# WORK ORDER
Show all lines from the records below in which the string "username" is present.
#### SUPPLIED RECORDS ####
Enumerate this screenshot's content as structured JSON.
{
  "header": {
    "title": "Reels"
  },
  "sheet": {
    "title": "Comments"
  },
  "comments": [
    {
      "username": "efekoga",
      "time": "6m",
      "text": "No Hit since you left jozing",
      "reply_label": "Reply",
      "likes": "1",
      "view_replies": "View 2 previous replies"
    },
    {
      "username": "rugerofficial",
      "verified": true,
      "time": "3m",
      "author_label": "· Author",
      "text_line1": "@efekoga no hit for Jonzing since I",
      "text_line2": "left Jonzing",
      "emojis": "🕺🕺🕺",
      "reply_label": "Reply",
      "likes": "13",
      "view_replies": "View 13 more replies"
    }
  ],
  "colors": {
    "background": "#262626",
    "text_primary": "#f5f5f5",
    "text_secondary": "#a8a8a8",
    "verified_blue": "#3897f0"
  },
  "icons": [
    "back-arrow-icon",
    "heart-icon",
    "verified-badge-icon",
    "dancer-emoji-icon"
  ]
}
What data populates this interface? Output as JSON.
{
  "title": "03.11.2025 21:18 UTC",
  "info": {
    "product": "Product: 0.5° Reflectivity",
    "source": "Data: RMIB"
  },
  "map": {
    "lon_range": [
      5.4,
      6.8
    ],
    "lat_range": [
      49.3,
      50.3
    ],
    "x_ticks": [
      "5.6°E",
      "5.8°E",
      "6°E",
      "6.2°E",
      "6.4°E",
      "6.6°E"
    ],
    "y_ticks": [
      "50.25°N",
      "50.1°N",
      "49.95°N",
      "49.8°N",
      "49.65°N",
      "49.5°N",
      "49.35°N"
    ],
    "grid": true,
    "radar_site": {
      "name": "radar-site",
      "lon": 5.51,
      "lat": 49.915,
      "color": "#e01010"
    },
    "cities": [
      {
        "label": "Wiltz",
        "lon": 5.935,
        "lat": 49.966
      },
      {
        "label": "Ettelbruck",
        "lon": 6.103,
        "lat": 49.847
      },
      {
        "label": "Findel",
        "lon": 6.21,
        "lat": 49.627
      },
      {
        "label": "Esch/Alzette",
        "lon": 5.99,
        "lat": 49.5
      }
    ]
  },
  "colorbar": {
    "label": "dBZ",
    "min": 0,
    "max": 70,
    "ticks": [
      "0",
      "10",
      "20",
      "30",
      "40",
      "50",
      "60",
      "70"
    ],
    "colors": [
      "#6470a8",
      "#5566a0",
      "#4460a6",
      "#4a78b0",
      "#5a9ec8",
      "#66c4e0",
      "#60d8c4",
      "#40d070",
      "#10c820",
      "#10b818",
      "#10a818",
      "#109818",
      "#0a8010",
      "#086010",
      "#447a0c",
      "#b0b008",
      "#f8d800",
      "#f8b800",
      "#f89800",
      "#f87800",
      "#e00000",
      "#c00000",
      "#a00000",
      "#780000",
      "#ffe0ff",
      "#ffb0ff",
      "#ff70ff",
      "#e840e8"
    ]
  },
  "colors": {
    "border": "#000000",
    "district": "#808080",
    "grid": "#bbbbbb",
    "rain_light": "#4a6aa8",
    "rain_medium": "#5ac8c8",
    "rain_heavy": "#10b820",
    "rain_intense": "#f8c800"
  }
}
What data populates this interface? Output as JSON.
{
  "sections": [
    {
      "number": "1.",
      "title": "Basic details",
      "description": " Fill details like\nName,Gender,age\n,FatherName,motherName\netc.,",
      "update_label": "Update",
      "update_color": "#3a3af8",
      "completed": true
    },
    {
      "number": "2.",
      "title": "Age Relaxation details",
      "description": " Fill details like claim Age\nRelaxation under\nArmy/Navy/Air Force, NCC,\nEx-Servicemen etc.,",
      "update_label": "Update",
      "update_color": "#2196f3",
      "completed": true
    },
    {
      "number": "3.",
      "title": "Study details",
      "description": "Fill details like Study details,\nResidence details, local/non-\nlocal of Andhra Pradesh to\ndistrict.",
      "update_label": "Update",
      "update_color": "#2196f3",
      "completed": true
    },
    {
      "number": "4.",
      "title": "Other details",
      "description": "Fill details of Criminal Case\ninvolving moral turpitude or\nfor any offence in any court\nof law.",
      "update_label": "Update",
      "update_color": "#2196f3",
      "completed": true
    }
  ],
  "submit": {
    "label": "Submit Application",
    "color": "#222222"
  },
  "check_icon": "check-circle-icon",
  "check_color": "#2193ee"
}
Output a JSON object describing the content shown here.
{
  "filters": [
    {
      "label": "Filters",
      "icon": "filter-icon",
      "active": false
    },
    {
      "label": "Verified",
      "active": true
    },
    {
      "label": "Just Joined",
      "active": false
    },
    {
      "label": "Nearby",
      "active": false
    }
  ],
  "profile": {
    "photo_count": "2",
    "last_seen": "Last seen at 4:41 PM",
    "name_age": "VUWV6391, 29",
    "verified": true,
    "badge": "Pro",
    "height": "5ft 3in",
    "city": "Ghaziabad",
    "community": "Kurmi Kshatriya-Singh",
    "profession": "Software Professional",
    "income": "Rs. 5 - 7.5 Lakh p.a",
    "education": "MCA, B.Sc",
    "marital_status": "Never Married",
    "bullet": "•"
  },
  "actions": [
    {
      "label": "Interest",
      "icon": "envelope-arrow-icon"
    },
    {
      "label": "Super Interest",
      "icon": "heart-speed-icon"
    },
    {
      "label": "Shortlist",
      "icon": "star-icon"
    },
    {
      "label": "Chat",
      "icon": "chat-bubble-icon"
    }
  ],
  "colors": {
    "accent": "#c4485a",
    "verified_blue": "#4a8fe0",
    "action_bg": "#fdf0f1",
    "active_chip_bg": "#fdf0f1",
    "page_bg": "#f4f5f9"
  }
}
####
# SOLUTION FOR THIS PROBLEM
      "username": "efekoga",
      "username": "rugerofficial",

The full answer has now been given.